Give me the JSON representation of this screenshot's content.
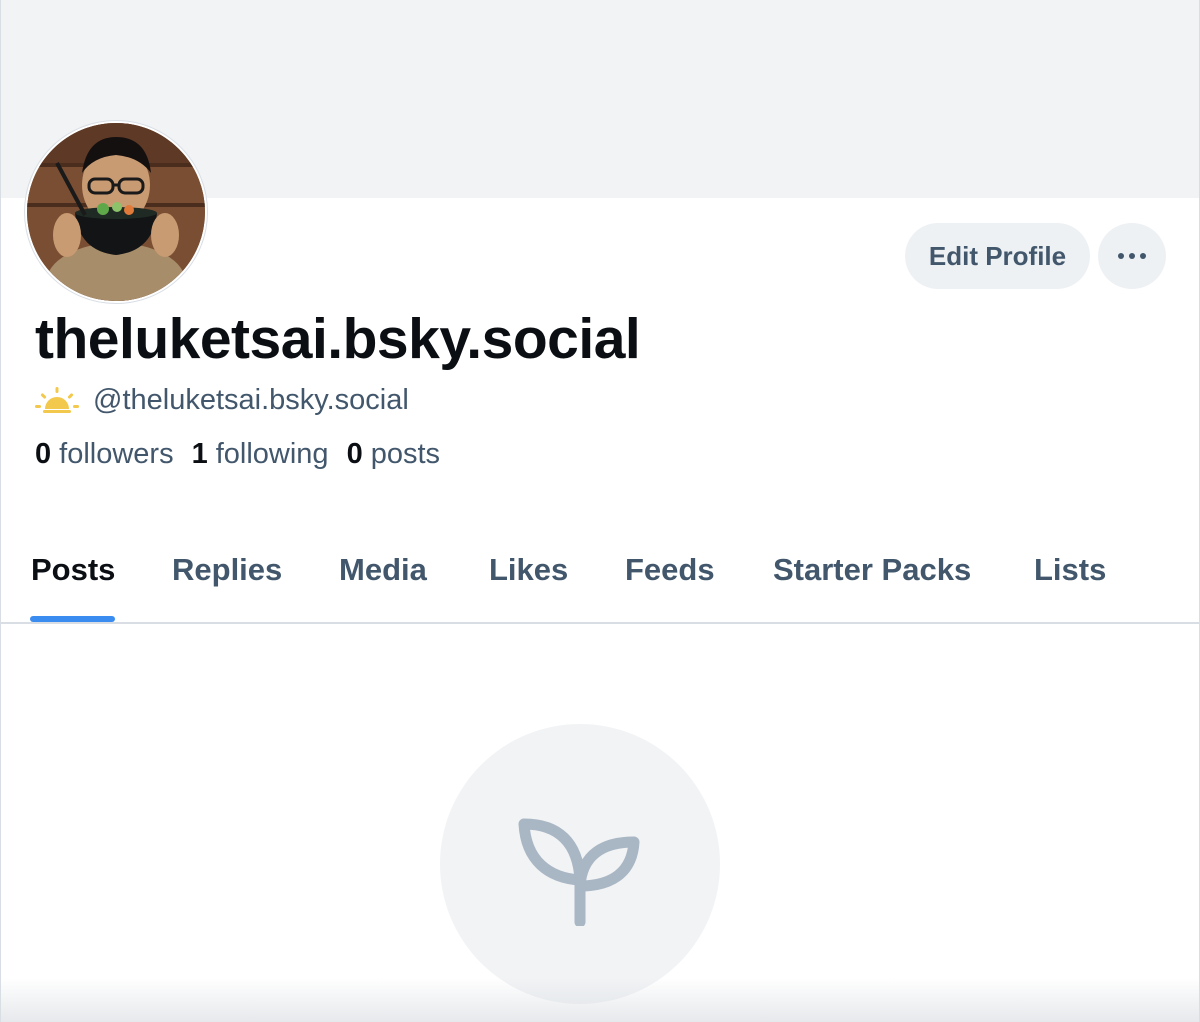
{
  "profile": {
    "display_name": "theluketsai.bsky.social",
    "handle": "@theluketsai.bsky.social",
    "handle_icon": "sunrise-icon",
    "avatar_alt": "avatar"
  },
  "actions": {
    "edit_profile_label": "Edit Profile",
    "more_icon": "ellipsis-icon"
  },
  "stats": {
    "followers_count": "0",
    "followers_label": "followers",
    "following_count": "1",
    "following_label": "following",
    "posts_count": "0",
    "posts_label": "posts"
  },
  "tabs": [
    {
      "label": "Posts",
      "active": true
    },
    {
      "label": "Replies",
      "active": false
    },
    {
      "label": "Media",
      "active": false
    },
    {
      "label": "Likes",
      "active": false
    },
    {
      "label": "Feeds",
      "active": false
    },
    {
      "label": "Starter Packs",
      "active": false
    },
    {
      "label": "Lists",
      "active": false
    }
  ],
  "empty_state": {
    "icon": "sprout-icon"
  },
  "colors": {
    "accent": "#3b8cf0",
    "text_primary": "#0b0f14",
    "text_secondary": "#42576c",
    "banner": "#f1f3f5",
    "icon_muted": "#a9b6c4",
    "sun": "#f2c94c"
  }
}
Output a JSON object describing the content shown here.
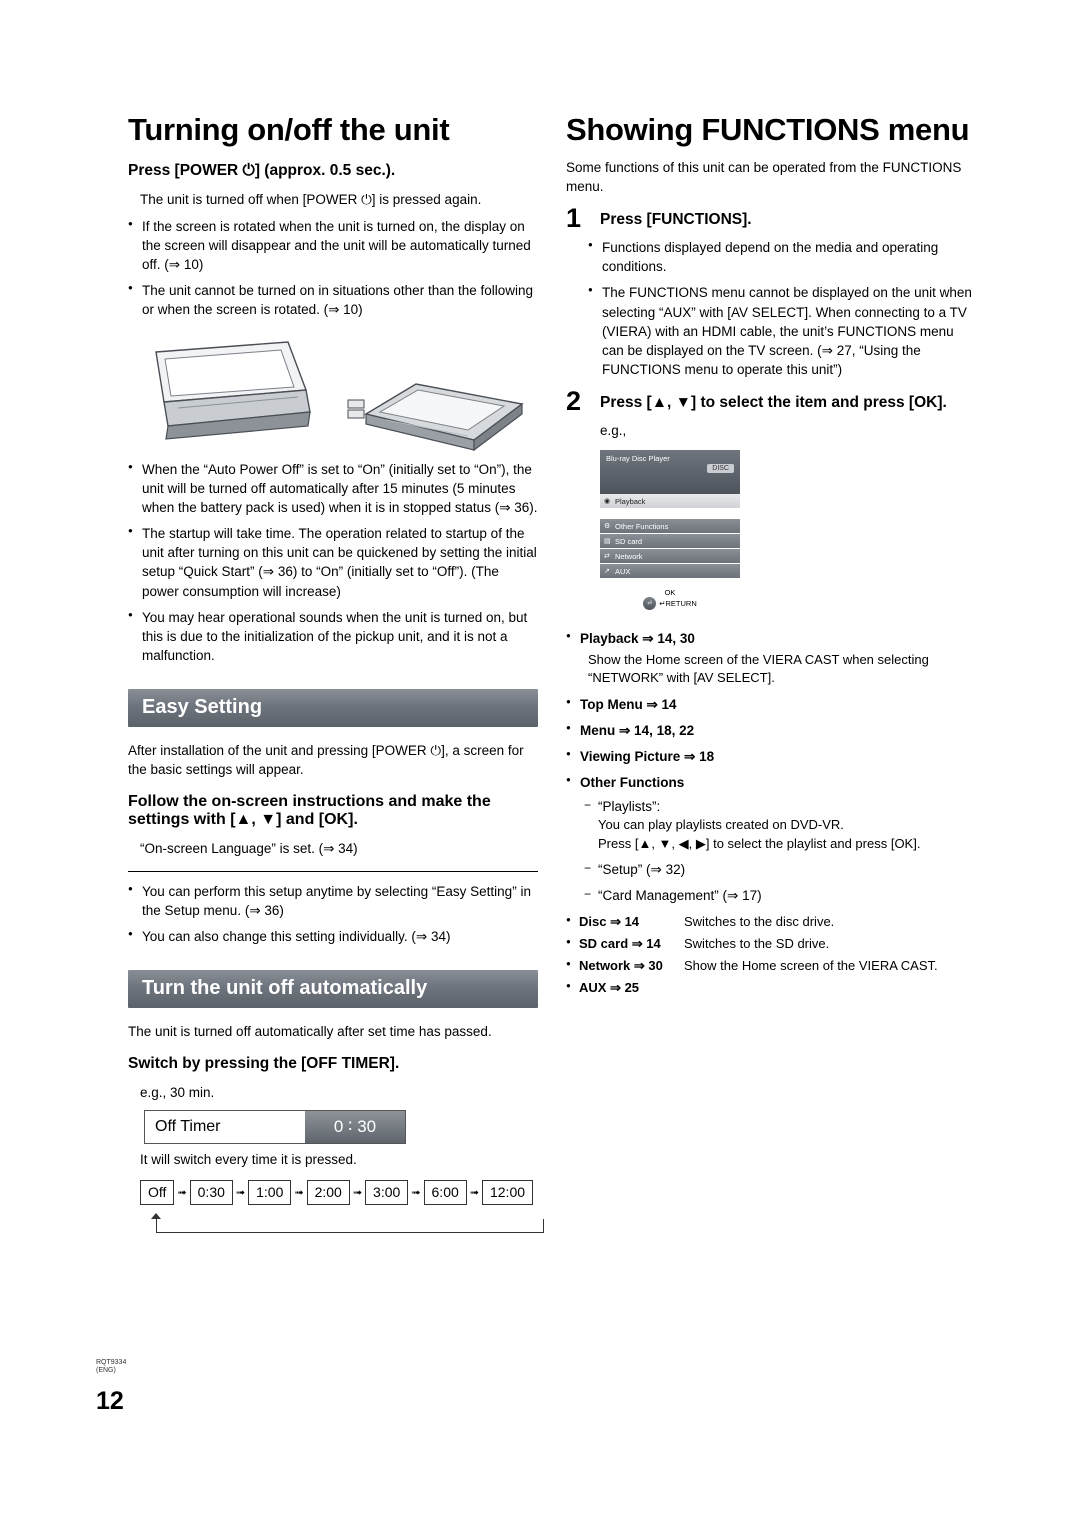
{
  "page": {
    "number": "12",
    "code_line1": "RQT9334",
    "code_line2": "(ENG)"
  },
  "left": {
    "title": "Turning on/off the unit",
    "press_power": "Press [POWER ⏻] (approx. 0.5 sec.).",
    "power_note": "The unit is turned off when [POWER ⏻] is pressed again.",
    "bullets": [
      "If the screen is rotated when the unit is turned on, the display on the screen will disappear and the unit will be automatically turned off. (⇒ 10)",
      "The unit cannot be turned on in situations other than the following or when the screen is rotated. (⇒ 10)"
    ],
    "bullets2": [
      "When the “Auto Power Off” is set to “On” (initially set to “On”), the unit will be turned off automatically after 15 minutes (5 minutes when the battery pack is used) when it is in stopped status (⇒ 36).",
      "The startup will take time. The operation related to startup of the unit after turning on this unit can be quickened by setting the initial setup “Quick Start” (⇒ 36) to “On” (initially set to “Off”). (The power consumption will increase)",
      "You may hear operational sounds when the unit is turned on, but this is due to the initialization of the pickup unit, and it is not a malfunction."
    ],
    "easy_setting": {
      "heading": "Easy Setting",
      "intro": "After installation of the unit and pressing [POWER ⏻], a screen for the basic settings will appear.",
      "step": "Follow the on-screen instructions and make the settings with [▲, ▼] and [OK].",
      "step_note": "“On-screen Language” is set. (⇒ 34)",
      "bullets": [
        "You can perform this setup anytime by selecting “Easy Setting” in the Setup menu. (⇒ 36)",
        "You can also change this setting individually. (⇒ 34)"
      ]
    },
    "auto_off": {
      "heading": "Turn the unit off automatically",
      "intro": "The unit is turned off automatically after set time has passed.",
      "step": "Switch by pressing the [OFF TIMER].",
      "eg": "e.g., 30 min.",
      "widget_label": "Off Timer",
      "widget_value": "0 ∶ 30",
      "note": "It will switch every time it is pressed.",
      "chain": [
        "Off",
        "0:30",
        "1:00",
        "2:00",
        "3:00",
        "6:00",
        "12:00"
      ]
    }
  },
  "right": {
    "title": "Showing FUNCTIONS menu",
    "intro": "Some functions of this unit can be operated from the FUNCTIONS menu.",
    "step1": {
      "num": "1",
      "label": "Press [FUNCTIONS]."
    },
    "step1_bullets": [
      "Functions displayed depend on the media and operating conditions.",
      "The FUNCTIONS menu cannot be displayed on the unit when selecting “AUX” with [AV SELECT]. When connecting to a TV (VIERA) with an HDMI cable, the unit’s FUNCTIONS menu can be displayed on the TV screen. (⇒ 27, “Using the FUNCTIONS menu to operate this unit”)"
    ],
    "step2": {
      "num": "2",
      "label": "Press [▲, ▼] to select the item and press [OK]."
    },
    "eg": "e.g.,",
    "mock": {
      "title": "Blu-ray Disc Player",
      "disc_badge": "DISC",
      "rows": [
        {
          "icon": "◉",
          "label": "Playback",
          "selected": true
        },
        {
          "icon": "⚙",
          "label": "Other Functions",
          "selected": false
        },
        {
          "icon": "▤",
          "label": "SD card",
          "selected": false
        },
        {
          "icon": "⇄",
          "label": "Network",
          "selected": false
        },
        {
          "icon": "↗",
          "label": "AUX",
          "selected": false
        }
      ],
      "ok_label": "OK",
      "return_label": "↵RETURN"
    },
    "items": [
      {
        "key": "Playback ⇒ 14, 30",
        "note": "Show the Home screen of the VIERA CAST when selecting “NETWORK” with [AV SELECT]."
      },
      {
        "key": "Top Menu ⇒ 14",
        "note": ""
      },
      {
        "key": "Menu ⇒ 14, 18, 22",
        "note": ""
      },
      {
        "key": "Viewing Picture ⇒ 18",
        "note": ""
      },
      {
        "key": "Other Functions",
        "note": ""
      }
    ],
    "other_functions": [
      {
        "dash": "“Playlists”:",
        "lines": [
          "You can play playlists created on DVD-VR.",
          "Press [▲, ▼, ◀, ▶] to select the playlist and press [OK]."
        ]
      },
      {
        "dash": "“Setup” (⇒ 32)",
        "lines": []
      },
      {
        "dash": "“Card Management” (⇒ 17)",
        "lines": []
      }
    ],
    "deflist": [
      {
        "k": "Disc ⇒ 14",
        "v": "Switches to the disc drive."
      },
      {
        "k": "SD card ⇒ 14",
        "v": "Switches to the SD drive."
      },
      {
        "k": "Network ⇒ 30",
        "v": "Show the Home screen of the VIERA CAST."
      },
      {
        "k": "AUX ⇒ 25",
        "v": ""
      }
    ]
  },
  "colors": {
    "heading_bg": "#6e747d",
    "text": "#000000",
    "mock_panel": "#7b8189"
  }
}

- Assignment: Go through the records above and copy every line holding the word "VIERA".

- Answer section:
      "The FUNCTIONS menu cannot be displayed on the unit when selecting “AUX” with [AV SELECT]. When connecting to a TV (VIERA) with an HDMI cable, the unit’s FUNCTIONS menu can be displayed on the TV screen. (⇒ 27, “Using the FUNCTIONS menu to operate this unit”)"
        "note": "Show the Home screen of the VIERA CAST when selecting “NETWORK” with [AV SELECT]."
        "v": "Show the Home screen of the VIERA CAST."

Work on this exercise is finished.